  14. ^ a b (Ukrainian) Янукович отримав контрольний пакет у парламенті, Ukrayinska Pravda (February 2, 2011)
  15. ^ Tymoshenko faction deputy denies voting to extend parliament term, Kyiv Post (February 2, 2011)
  16. ^ Crooked Lawmaking, The Ukrainian Week (12 March 2011)
    Svoboda faction refuses to recognize Sorkin's appointment as NBU Governor, Kyiv Post (11 January 2012)
    Ukraine re-elects Mykola Azarov as prime minister, Deutsche Welle (13 December 2012)
    UDAR MPs prevent voting by card of deputy absent from Kyiv City Council, Interfax-Ukraine (20 December 2012)
    Ukraine’s Opposition Program Requires Another Revolution by Taras Kuzio, The Jamestown Foundation (29 May 2012)
    Yatsenyuk: Ukrainians elected People’s deputies but not voting cards, ForUm (6 February 2008)
    Understanding Ukrainian Politics: Power, Politics, and Institutional Design by Paul D'Anieri, M.E. Sharpe, 2006, ISBN 978-0-7656-1811-5, page 89
    Opposition proposes introducing criminal liability for 'piano voting', Radio Ukraine (23 June 2012)
  17. ^ ZIK: Dead lawmaker continues to vote in Ukraine parliament, Kyiv Post (April 23, 2011)
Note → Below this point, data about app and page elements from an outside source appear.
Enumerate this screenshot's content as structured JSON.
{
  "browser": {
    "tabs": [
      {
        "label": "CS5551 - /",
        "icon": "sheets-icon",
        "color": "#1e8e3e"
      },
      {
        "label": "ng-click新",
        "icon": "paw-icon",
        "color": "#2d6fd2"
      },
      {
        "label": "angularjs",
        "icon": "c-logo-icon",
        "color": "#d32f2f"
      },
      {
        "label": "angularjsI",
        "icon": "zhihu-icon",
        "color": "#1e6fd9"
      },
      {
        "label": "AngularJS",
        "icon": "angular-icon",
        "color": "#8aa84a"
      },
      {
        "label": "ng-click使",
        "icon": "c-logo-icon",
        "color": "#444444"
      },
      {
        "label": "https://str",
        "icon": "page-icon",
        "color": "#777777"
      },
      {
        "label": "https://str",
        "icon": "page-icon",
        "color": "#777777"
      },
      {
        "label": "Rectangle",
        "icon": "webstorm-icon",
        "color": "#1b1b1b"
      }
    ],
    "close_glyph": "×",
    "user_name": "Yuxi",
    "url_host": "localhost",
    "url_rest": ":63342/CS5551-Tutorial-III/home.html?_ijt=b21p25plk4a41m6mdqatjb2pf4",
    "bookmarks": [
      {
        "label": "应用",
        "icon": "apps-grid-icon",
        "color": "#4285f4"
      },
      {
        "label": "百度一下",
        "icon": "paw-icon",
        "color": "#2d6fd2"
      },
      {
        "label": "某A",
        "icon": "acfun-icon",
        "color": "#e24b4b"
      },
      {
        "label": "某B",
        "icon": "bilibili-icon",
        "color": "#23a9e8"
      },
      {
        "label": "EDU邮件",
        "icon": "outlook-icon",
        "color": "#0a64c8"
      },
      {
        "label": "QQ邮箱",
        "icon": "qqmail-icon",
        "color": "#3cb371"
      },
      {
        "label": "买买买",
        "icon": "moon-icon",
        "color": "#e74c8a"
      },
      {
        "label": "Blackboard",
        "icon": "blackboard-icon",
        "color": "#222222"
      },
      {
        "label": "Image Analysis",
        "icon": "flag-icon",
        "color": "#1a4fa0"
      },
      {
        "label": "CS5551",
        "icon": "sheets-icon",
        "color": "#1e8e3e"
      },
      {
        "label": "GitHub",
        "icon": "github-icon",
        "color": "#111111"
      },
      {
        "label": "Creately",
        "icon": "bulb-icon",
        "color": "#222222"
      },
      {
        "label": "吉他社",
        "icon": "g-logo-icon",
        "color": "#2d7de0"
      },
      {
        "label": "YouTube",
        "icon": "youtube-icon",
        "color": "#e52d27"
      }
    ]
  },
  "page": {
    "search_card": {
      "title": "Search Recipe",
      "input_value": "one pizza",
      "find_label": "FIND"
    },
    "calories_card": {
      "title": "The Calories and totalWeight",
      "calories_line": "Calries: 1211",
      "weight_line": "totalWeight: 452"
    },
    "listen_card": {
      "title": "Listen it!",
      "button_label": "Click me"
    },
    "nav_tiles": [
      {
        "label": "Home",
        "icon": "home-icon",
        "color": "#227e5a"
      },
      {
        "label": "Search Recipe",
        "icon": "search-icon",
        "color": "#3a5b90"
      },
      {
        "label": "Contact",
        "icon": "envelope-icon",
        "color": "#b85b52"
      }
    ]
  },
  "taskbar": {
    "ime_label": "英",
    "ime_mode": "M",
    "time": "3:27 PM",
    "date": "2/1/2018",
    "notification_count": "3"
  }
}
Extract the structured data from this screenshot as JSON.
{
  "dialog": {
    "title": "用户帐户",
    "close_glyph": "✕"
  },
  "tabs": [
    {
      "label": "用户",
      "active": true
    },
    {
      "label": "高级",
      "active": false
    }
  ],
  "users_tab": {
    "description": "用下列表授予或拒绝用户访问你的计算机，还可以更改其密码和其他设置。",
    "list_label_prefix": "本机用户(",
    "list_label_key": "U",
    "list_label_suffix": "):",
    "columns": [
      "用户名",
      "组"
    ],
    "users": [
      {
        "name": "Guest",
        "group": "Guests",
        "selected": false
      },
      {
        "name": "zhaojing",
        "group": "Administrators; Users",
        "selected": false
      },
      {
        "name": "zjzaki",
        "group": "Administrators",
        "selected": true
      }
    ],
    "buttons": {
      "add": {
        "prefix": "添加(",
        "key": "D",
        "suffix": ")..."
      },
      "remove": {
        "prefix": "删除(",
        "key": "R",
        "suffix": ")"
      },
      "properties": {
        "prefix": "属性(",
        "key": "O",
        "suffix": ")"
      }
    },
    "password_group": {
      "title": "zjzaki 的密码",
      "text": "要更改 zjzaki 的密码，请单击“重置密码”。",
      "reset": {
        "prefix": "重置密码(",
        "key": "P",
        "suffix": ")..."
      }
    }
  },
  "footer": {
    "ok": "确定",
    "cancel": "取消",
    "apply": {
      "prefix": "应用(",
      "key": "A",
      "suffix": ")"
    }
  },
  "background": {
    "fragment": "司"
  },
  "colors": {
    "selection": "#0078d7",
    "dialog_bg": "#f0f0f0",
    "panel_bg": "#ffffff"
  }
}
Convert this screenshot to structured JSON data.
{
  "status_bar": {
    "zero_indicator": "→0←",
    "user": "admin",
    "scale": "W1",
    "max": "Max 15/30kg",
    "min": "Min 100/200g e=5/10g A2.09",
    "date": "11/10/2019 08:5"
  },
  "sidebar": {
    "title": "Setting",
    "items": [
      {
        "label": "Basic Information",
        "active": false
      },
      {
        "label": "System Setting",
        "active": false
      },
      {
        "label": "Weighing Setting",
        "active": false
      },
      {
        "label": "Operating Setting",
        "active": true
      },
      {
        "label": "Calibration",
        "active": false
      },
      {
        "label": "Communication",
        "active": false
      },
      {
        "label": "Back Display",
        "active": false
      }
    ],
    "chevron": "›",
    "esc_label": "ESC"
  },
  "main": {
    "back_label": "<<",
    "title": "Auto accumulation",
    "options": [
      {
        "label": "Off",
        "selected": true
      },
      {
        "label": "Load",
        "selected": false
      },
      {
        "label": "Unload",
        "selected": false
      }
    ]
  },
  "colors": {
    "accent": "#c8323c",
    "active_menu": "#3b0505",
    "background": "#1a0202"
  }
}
  18. ^ (Ukrainian) Лісін Микола Павлович, Official website of the Verkhovna Rada
  19. ^ VR refused to make decision on introduction of personal voting of lawmakers with help of touch-sensitive key, UNIAN (March 17, 2011)
  20. ^ Parliament unblocked after Yanukovych televised claim (UPDATED), Kyiv Post (22 February 2013)
    THE SECOND SESSION OF THE VERKHOVNA RADA OF UKRAINE OF THE SEVENTH CONVOCATION HAS OPENED, Verkhovna Rada (22 February 2013)